Arithmetic has no mercy

1/15/2010: This David Steves RG story is the most honest I’ve seen yet on what’s going on with state spending:

Question: What’s really going on with the state budget? One side says politicians in Salem behind the tax increase just increased state spending by $4.7 billion. The other side says the budget was cut by $2 billion. Who is right?

Answer: They’re both right. Tax critics are citing the state’s “all funds” budget, which grew from $51.2 billion in 2007-09 to $55.9 billion in 2009-11, a 9 percent increase. The “general fund” is the budget within this budget that tax-increase supporters are focusing on. It was $15.1 billion for 2007-09, until the recession hit. It went down in 2009-11 to $14.2 billion.

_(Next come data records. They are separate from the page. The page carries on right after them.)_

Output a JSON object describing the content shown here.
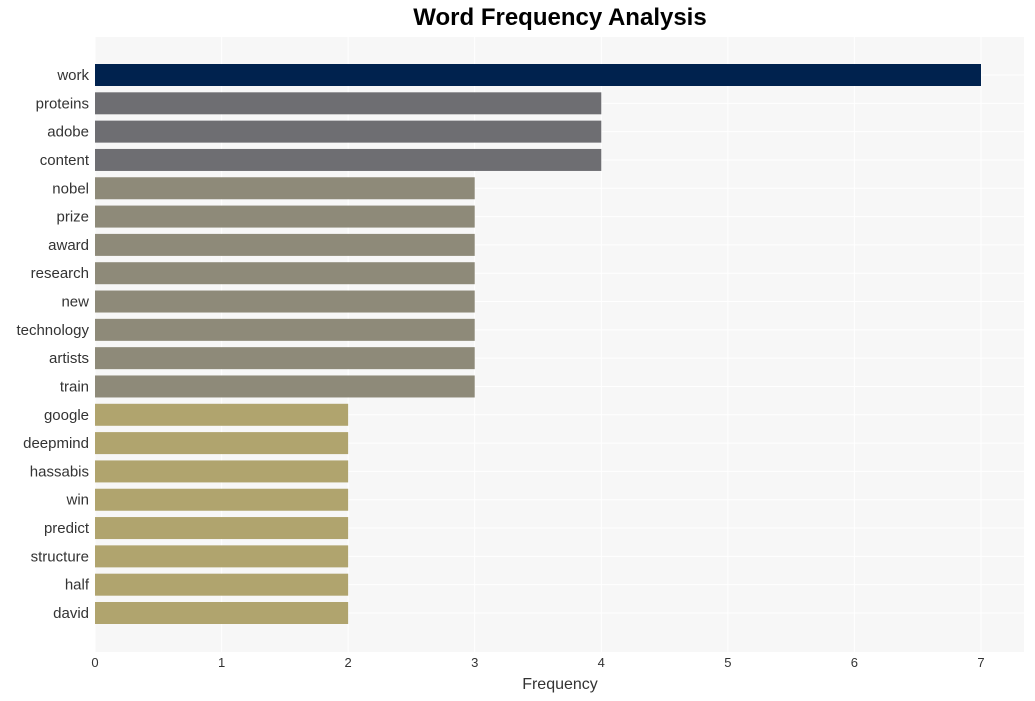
{
  "chart_data": {
    "type": "bar",
    "orientation": "horizontal",
    "title": "Word Frequency Analysis",
    "xlabel": "Frequency",
    "ylabel": "",
    "xlim": [
      0,
      7.35
    ],
    "xticks": [
      0,
      1,
      2,
      3,
      4,
      5,
      6,
      7
    ],
    "grid": true,
    "categories": [
      "work",
      "proteins",
      "adobe",
      "content",
      "nobel",
      "prize",
      "award",
      "research",
      "new",
      "technology",
      "artists",
      "train",
      "google",
      "deepmind",
      "hassabis",
      "win",
      "predict",
      "structure",
      "half",
      "david"
    ],
    "values": [
      7,
      4,
      4,
      4,
      3,
      3,
      3,
      3,
      3,
      3,
      3,
      3,
      2,
      2,
      2,
      2,
      2,
      2,
      2,
      2
    ],
    "colors": {
      "7": "#00224e",
      "4": "#6e6e72",
      "3": "#8e8a79",
      "2": "#b0a46e"
    },
    "background": "#f7f7f7",
    "gridline_color": "#ffffff"
  }
}
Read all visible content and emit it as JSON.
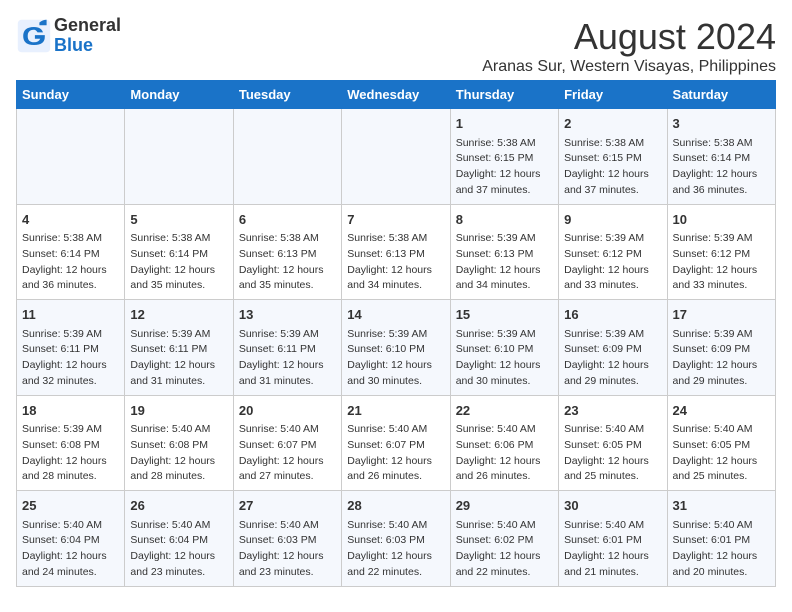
{
  "logo": {
    "general": "General",
    "blue": "Blue"
  },
  "title": "August 2024",
  "subtitle": "Aranas Sur, Western Visayas, Philippines",
  "headers": [
    "Sunday",
    "Monday",
    "Tuesday",
    "Wednesday",
    "Thursday",
    "Friday",
    "Saturday"
  ],
  "weeks": [
    [
      {
        "day": "",
        "info": ""
      },
      {
        "day": "",
        "info": ""
      },
      {
        "day": "",
        "info": ""
      },
      {
        "day": "",
        "info": ""
      },
      {
        "day": "1",
        "info": "Sunrise: 5:38 AM\nSunset: 6:15 PM\nDaylight: 12 hours\nand 37 minutes."
      },
      {
        "day": "2",
        "info": "Sunrise: 5:38 AM\nSunset: 6:15 PM\nDaylight: 12 hours\nand 37 minutes."
      },
      {
        "day": "3",
        "info": "Sunrise: 5:38 AM\nSunset: 6:14 PM\nDaylight: 12 hours\nand 36 minutes."
      }
    ],
    [
      {
        "day": "4",
        "info": "Sunrise: 5:38 AM\nSunset: 6:14 PM\nDaylight: 12 hours\nand 36 minutes."
      },
      {
        "day": "5",
        "info": "Sunrise: 5:38 AM\nSunset: 6:14 PM\nDaylight: 12 hours\nand 35 minutes."
      },
      {
        "day": "6",
        "info": "Sunrise: 5:38 AM\nSunset: 6:13 PM\nDaylight: 12 hours\nand 35 minutes."
      },
      {
        "day": "7",
        "info": "Sunrise: 5:38 AM\nSunset: 6:13 PM\nDaylight: 12 hours\nand 34 minutes."
      },
      {
        "day": "8",
        "info": "Sunrise: 5:39 AM\nSunset: 6:13 PM\nDaylight: 12 hours\nand 34 minutes."
      },
      {
        "day": "9",
        "info": "Sunrise: 5:39 AM\nSunset: 6:12 PM\nDaylight: 12 hours\nand 33 minutes."
      },
      {
        "day": "10",
        "info": "Sunrise: 5:39 AM\nSunset: 6:12 PM\nDaylight: 12 hours\nand 33 minutes."
      }
    ],
    [
      {
        "day": "11",
        "info": "Sunrise: 5:39 AM\nSunset: 6:11 PM\nDaylight: 12 hours\nand 32 minutes."
      },
      {
        "day": "12",
        "info": "Sunrise: 5:39 AM\nSunset: 6:11 PM\nDaylight: 12 hours\nand 31 minutes."
      },
      {
        "day": "13",
        "info": "Sunrise: 5:39 AM\nSunset: 6:11 PM\nDaylight: 12 hours\nand 31 minutes."
      },
      {
        "day": "14",
        "info": "Sunrise: 5:39 AM\nSunset: 6:10 PM\nDaylight: 12 hours\nand 30 minutes."
      },
      {
        "day": "15",
        "info": "Sunrise: 5:39 AM\nSunset: 6:10 PM\nDaylight: 12 hours\nand 30 minutes."
      },
      {
        "day": "16",
        "info": "Sunrise: 5:39 AM\nSunset: 6:09 PM\nDaylight: 12 hours\nand 29 minutes."
      },
      {
        "day": "17",
        "info": "Sunrise: 5:39 AM\nSunset: 6:09 PM\nDaylight: 12 hours\nand 29 minutes."
      }
    ],
    [
      {
        "day": "18",
        "info": "Sunrise: 5:39 AM\nSunset: 6:08 PM\nDaylight: 12 hours\nand 28 minutes."
      },
      {
        "day": "19",
        "info": "Sunrise: 5:40 AM\nSunset: 6:08 PM\nDaylight: 12 hours\nand 28 minutes."
      },
      {
        "day": "20",
        "info": "Sunrise: 5:40 AM\nSunset: 6:07 PM\nDaylight: 12 hours\nand 27 minutes."
      },
      {
        "day": "21",
        "info": "Sunrise: 5:40 AM\nSunset: 6:07 PM\nDaylight: 12 hours\nand 26 minutes."
      },
      {
        "day": "22",
        "info": "Sunrise: 5:40 AM\nSunset: 6:06 PM\nDaylight: 12 hours\nand 26 minutes."
      },
      {
        "day": "23",
        "info": "Sunrise: 5:40 AM\nSunset: 6:05 PM\nDaylight: 12 hours\nand 25 minutes."
      },
      {
        "day": "24",
        "info": "Sunrise: 5:40 AM\nSunset: 6:05 PM\nDaylight: 12 hours\nand 25 minutes."
      }
    ],
    [
      {
        "day": "25",
        "info": "Sunrise: 5:40 AM\nSunset: 6:04 PM\nDaylight: 12 hours\nand 24 minutes."
      },
      {
        "day": "26",
        "info": "Sunrise: 5:40 AM\nSunset: 6:04 PM\nDaylight: 12 hours\nand 23 minutes."
      },
      {
        "day": "27",
        "info": "Sunrise: 5:40 AM\nSunset: 6:03 PM\nDaylight: 12 hours\nand 23 minutes."
      },
      {
        "day": "28",
        "info": "Sunrise: 5:40 AM\nSunset: 6:03 PM\nDaylight: 12 hours\nand 22 minutes."
      },
      {
        "day": "29",
        "info": "Sunrise: 5:40 AM\nSunset: 6:02 PM\nDaylight: 12 hours\nand 22 minutes."
      },
      {
        "day": "30",
        "info": "Sunrise: 5:40 AM\nSunset: 6:01 PM\nDaylight: 12 hours\nand 21 minutes."
      },
      {
        "day": "31",
        "info": "Sunrise: 5:40 AM\nSunset: 6:01 PM\nDaylight: 12 hours\nand 20 minutes."
      }
    ]
  ]
}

That’s not a $2 billion cut, you say? That’s right. The $2 billion figure cited by Democratic leaders is the difference between the $14.2 billion in approved spending and the $16.2 billion estimate of what it would have cost to keep up with growing case­loads, enrollment, medical inflation and previously approved government expansions.

Question: Why did the state’s general-fund budget get smaller when its overall spending increased?

Answer: Let’s look at the general-fund budget. Income taxes from households and corporations, plus lottery money, make up nearly all the general fund. The recession hammered those tax collections.

More than 130,000 Oregonians lost their jobs and investment income and corporate profits tanked. The amount of corporate and personal income tax revenue lawmakers could count on when they crafted the 2009-11 budget had fallen by $1.4 billion from what had been expected two years earlier.

Now, let’s consider the state’s all-funds budget. The general fund makes up just under a quarter of it. The rest comes from taxes and fees outside the general fund, as well as federal dollars.

The Legislature’s $733 million in higher taxes for the general fund through measures 66 and 67 are front and center now. But the state raised other revenue that doesn’t flow into the general fund, thereby boosting the all-funds budget. For example, the state increased the gas tax and DMV fees — a $568 million jump — for highway and bridge work. Plus, the state imposed $500 million in new taxes on hospitals and insurance premiums to increase health care for poor families.

In addition are hundreds of millions of dollars of fees, such as university tuition, that the state raised to offset dwindling income-tax revenues.